EXTRACTED MATERIAL:
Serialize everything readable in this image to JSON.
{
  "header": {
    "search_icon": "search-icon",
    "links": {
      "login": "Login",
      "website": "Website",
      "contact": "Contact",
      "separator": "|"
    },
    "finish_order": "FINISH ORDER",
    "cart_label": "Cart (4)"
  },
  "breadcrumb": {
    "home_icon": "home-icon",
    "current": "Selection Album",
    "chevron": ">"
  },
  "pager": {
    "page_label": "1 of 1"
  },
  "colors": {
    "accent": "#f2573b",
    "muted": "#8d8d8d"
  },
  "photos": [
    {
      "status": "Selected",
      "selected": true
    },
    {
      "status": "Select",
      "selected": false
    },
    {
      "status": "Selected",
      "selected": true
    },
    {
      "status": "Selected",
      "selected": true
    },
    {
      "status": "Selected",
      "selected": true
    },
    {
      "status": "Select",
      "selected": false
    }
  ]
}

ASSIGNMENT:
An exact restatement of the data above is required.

WRITTEN ANSWER:
Serialize everything readable in this image to JSON.
{
  "header": {
    "search_icon": "search-icon",
    "links": {
      "login": "Login",
      "website": "Website",
      "contact": "Contact",
      "separator": "|"
    },
    "finish_order": "FINISH ORDER",
    "cart_label": "Cart (4)"
  },
  "breadcrumb": {
    "home_icon": "home-icon",
    "current": "Selection Album",
    "chevron": ">"
  },
  "pager": {
    "page_label": "1 of 1"
  },
  "colors": {
    "accent": "#f2573b",
    "muted": "#8d8d8d"
  },
  "photos": [
    {
      "status": "Selected",
      "selected": true
    },
    {
      "status": "Select",
      "selected": false
    },
    {
      "status": "Selected",
      "selected": true
    },
    {
      "status": "Selected",
      "selected": true
    },
    {
      "status": "Selected",
      "selected": true
    },
    {
      "status": "Select",
      "selected": false
    }
  ]
}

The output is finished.